Work instruction
The sole answer should be the number of lines in the material below that hold "inspector".

Data records
::::
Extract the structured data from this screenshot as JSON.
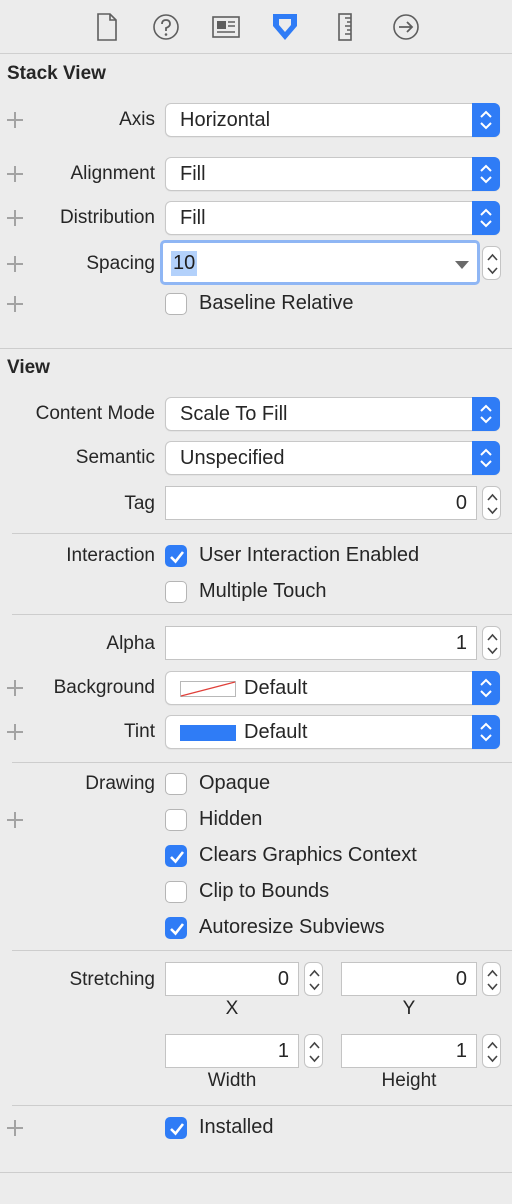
{
  "toolbar": {
    "icons": [
      "file-inspector-icon",
      "quick-help-icon",
      "identity-inspector-icon",
      "attributes-inspector-icon",
      "size-inspector-icon",
      "connections-inspector-icon"
    ],
    "active_color": "#2f7cf6"
  },
  "stack_view": {
    "title": "Stack View",
    "axis": {
      "label": "Axis",
      "value": "Horizontal"
    },
    "alignment": {
      "label": "Alignment",
      "value": "Fill"
    },
    "distribution": {
      "label": "Distribution",
      "value": "Fill"
    },
    "spacing": {
      "label": "Spacing",
      "value": "10"
    },
    "baseline_relative": {
      "label": "Baseline Relative",
      "checked": false
    }
  },
  "view": {
    "title": "View",
    "content_mode": {
      "label": "Content Mode",
      "value": "Scale To Fill"
    },
    "semantic": {
      "label": "Semantic",
      "value": "Unspecified"
    },
    "tag": {
      "label": "Tag",
      "value": "0"
    },
    "interaction": {
      "label": "Interaction",
      "user_interaction": {
        "label": "User Interaction Enabled",
        "checked": true
      },
      "multiple_touch": {
        "label": "Multiple Touch",
        "checked": false
      }
    },
    "alpha": {
      "label": "Alpha",
      "value": "1"
    },
    "background": {
      "label": "Background",
      "value": "Default"
    },
    "tint": {
      "label": "Tint",
      "value": "Default",
      "color": "#2f7cf6"
    },
    "drawing": {
      "label": "Drawing",
      "opaque": {
        "label": "Opaque",
        "checked": false
      },
      "hidden": {
        "label": "Hidden",
        "checked": false
      },
      "clears_graphics": {
        "label": "Clears Graphics Context",
        "checked": true
      },
      "clip_to_bounds": {
        "label": "Clip to Bounds",
        "checked": false
      },
      "autoresize": {
        "label": "Autoresize Subviews",
        "checked": true
      }
    },
    "stretching": {
      "label": "Stretching",
      "x": {
        "caption": "X",
        "value": "0"
      },
      "y": {
        "caption": "Y",
        "value": "0"
      },
      "width": {
        "caption": "Width",
        "value": "1"
      },
      "height": {
        "caption": "Height",
        "value": "1"
      }
    },
    "installed": {
      "label": "Installed",
      "checked": true
    }
  }
}
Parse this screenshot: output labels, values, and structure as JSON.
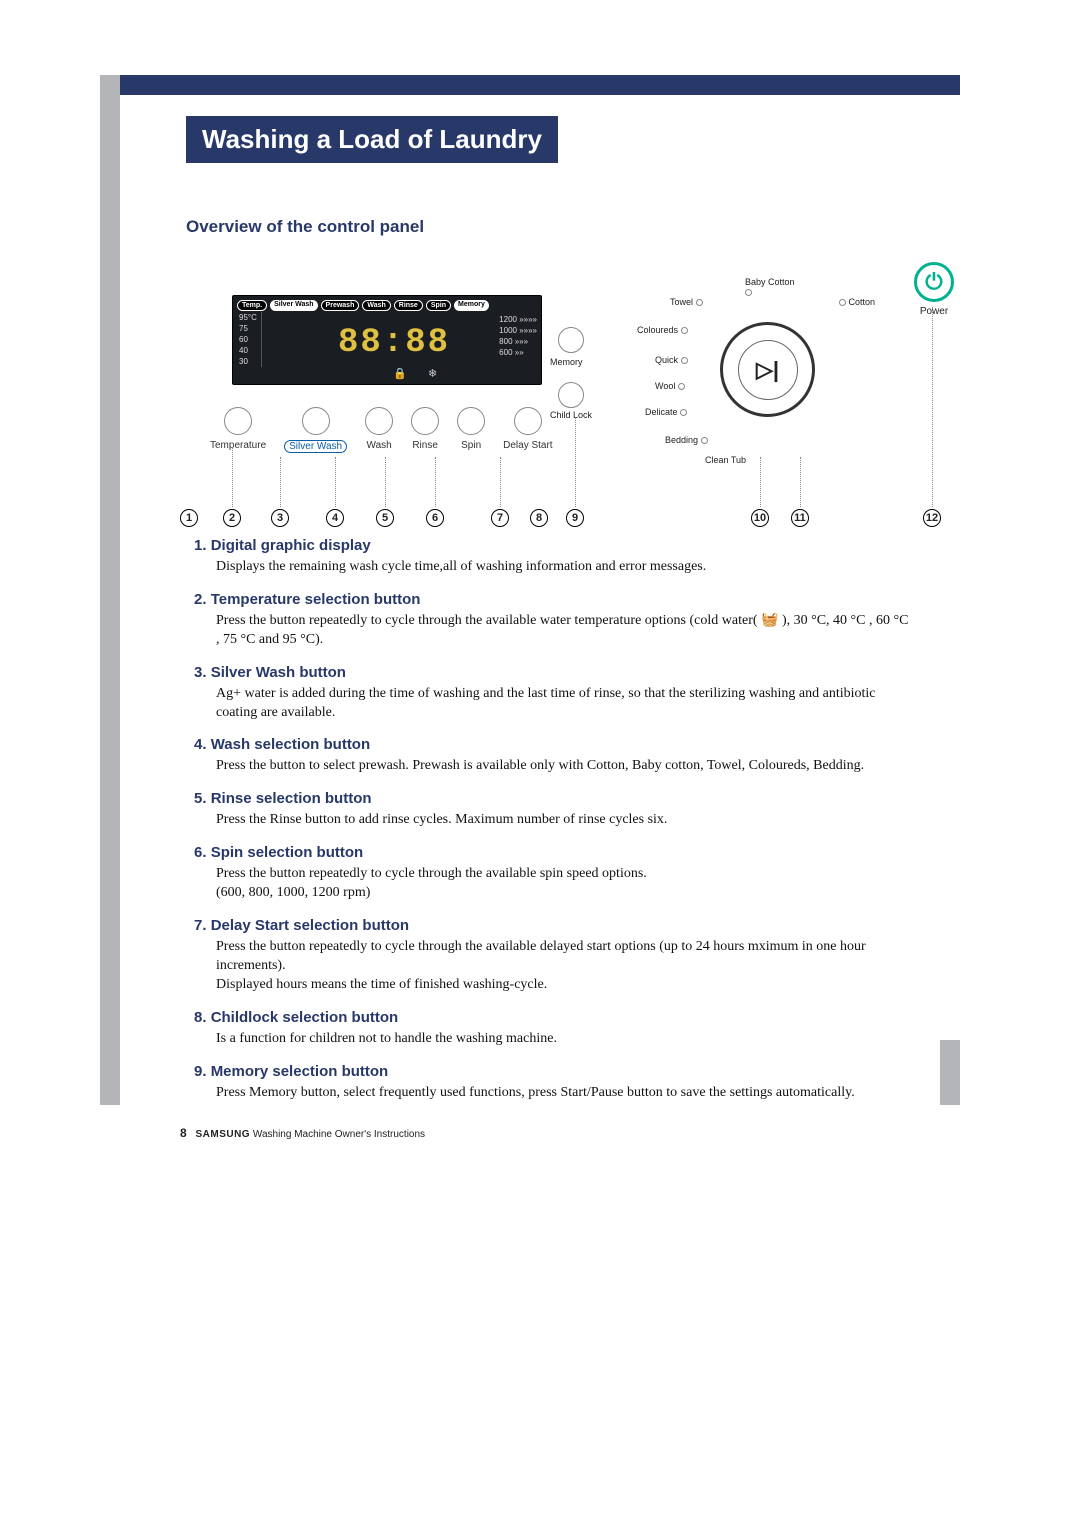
{
  "page_title": "Washing a Load of Laundry",
  "section_heading": "Overview of the control panel",
  "panel": {
    "pills": {
      "temp": "Temp.",
      "silverwash": "Silver Wash",
      "prewash": "Prewash",
      "wash": "Wash",
      "rinse": "Rinse",
      "spin": "Spin",
      "memory": "Memory"
    },
    "temp_levels": [
      "95°C",
      "75",
      "60",
      "40",
      "30"
    ],
    "seg_display": "88:88",
    "spin_levels": [
      "1200 »»»»",
      "1000 »»»»",
      "800 »»»",
      "600 »»"
    ],
    "buttons": [
      {
        "label": "Temperature",
        "highlight": false
      },
      {
        "label": "Silver Wash",
        "highlight": true
      },
      {
        "label": "Wash",
        "highlight": false
      },
      {
        "label": "Rinse",
        "highlight": false
      },
      {
        "label": "Spin",
        "highlight": false
      },
      {
        "label": "Delay Start",
        "highlight": false
      }
    ],
    "memory_label": "Memory",
    "childlock_label": "Child Lock",
    "dial_programs": [
      "Cotton",
      "Baby Cotton",
      "Towel",
      "Coloureds",
      "Quick",
      "Wool",
      "Delicate",
      "Bedding",
      "Clean Tub"
    ],
    "dial_center": "▷|",
    "power_label": "Power"
  },
  "callouts": [
    "1",
    "2",
    "3",
    "4",
    "5",
    "6",
    "7",
    "8",
    "9",
    "10",
    "11",
    "12"
  ],
  "items": [
    {
      "num": "1.",
      "title": "Digital graphic display",
      "body": "Displays the remaining wash cycle time,all of washing information and error messages."
    },
    {
      "num": "2.",
      "title": "Temperature selection button",
      "body": "Press the button  repeatedly to cycle through the available water temperature options (cold water( 🧺 ),  30 °C,  40 °C , 60 °C , 75 °C and 95 °C)."
    },
    {
      "num": "3.",
      "title": "Silver Wash button",
      "body": "Ag+ water is added during the time of washing and the last time of rinse, so that the sterilizing washing and antibiotic coating are available."
    },
    {
      "num": "4.",
      "title": "Wash selection button",
      "body": "Press the button to select prewash. Prewash is available only with Cotton, Baby cotton, Towel, Coloureds, Bedding."
    },
    {
      "num": "5.",
      "title": "Rinse selection button",
      "body": "Press the Rinse button to add rinse cycles. Maximum number of rinse cycles six."
    },
    {
      "num": "6.",
      "title": "Spin selection button",
      "body": "Press the button repeatedly to cycle through the available spin speed options.\n(600, 800, 1000, 1200 rpm)"
    },
    {
      "num": "7.",
      "title": "Delay Start selection button",
      "body": "Press the button repeatedly to cycle through the available delayed start options (up to 24 hours mximum in one hour increments).\nDisplayed hours means the time of finished washing-cycle."
    },
    {
      "num": "8.",
      "title": "Childlock selection button",
      "body": "Is a function for children not to handle the washing machine."
    },
    {
      "num": "9.",
      "title": "Memory selection button",
      "body": "Press Memory button, select frequently used functions, press Start/Pause button to save the settings automatically."
    }
  ],
  "footer": {
    "page_no": "8",
    "brand": "SAMSUNG",
    "tail": "Washing Machine Owner's Instructions"
  }
}
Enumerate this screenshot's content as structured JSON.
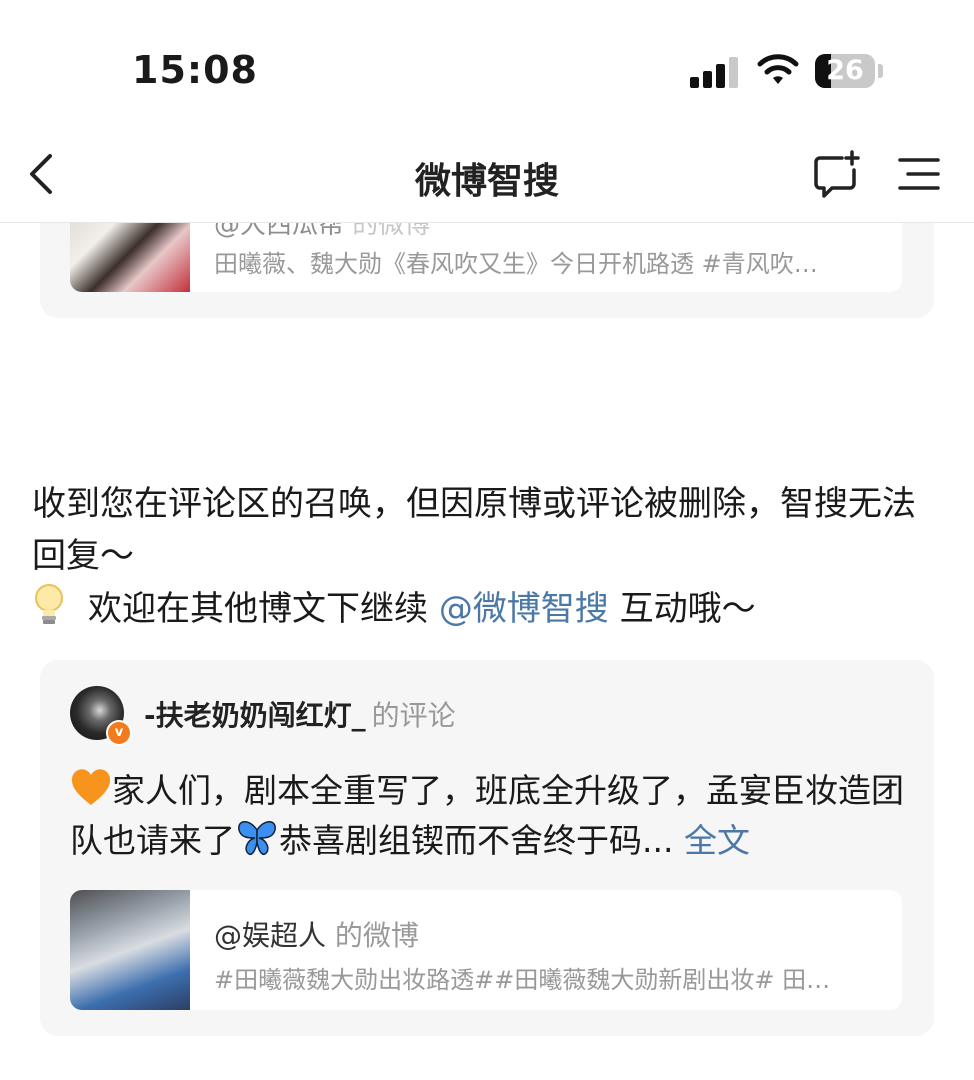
{
  "status_bar": {
    "time": "15:08",
    "battery": "26"
  },
  "nav": {
    "title": "微博智搜"
  },
  "top_card": {
    "partial_author": "@大西瓜帮",
    "partial_suffix": "的微博",
    "desc": "田曦薇、魏大勋《春风吹又生》今日开机路透  #青风吹…"
  },
  "reply": {
    "line1": "收到您在评论区的召唤，但因原博或评论被删除，智搜无法回复～",
    "line2_prefix": "欢迎在其他博文下继续",
    "line2_mention": "@微博智搜",
    "line2_suffix": "互动哦～"
  },
  "comment": {
    "author": "-扶老奶奶闯红灯_",
    "author_suffix": "的评论",
    "text_part1": "家人们，剧本全重写了，班底全升级了，孟宴臣妆造团队也请来了",
    "text_part2": "恭喜剧组锲而不舍终于码...",
    "more_label": "全文",
    "embed": {
      "title": "@娱超人",
      "title_suffix": "的微博",
      "desc": "#田曦薇魏大勋出妆路透##田曦薇魏大勋新剧出妆# 田…"
    }
  },
  "icons": {
    "back": "chevron-left-icon",
    "compose": "new-message-icon",
    "menu": "menu-icon",
    "verified_color": "#f37b1d",
    "link_color": "#4b78a7"
  }
}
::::
Result of this exercise
5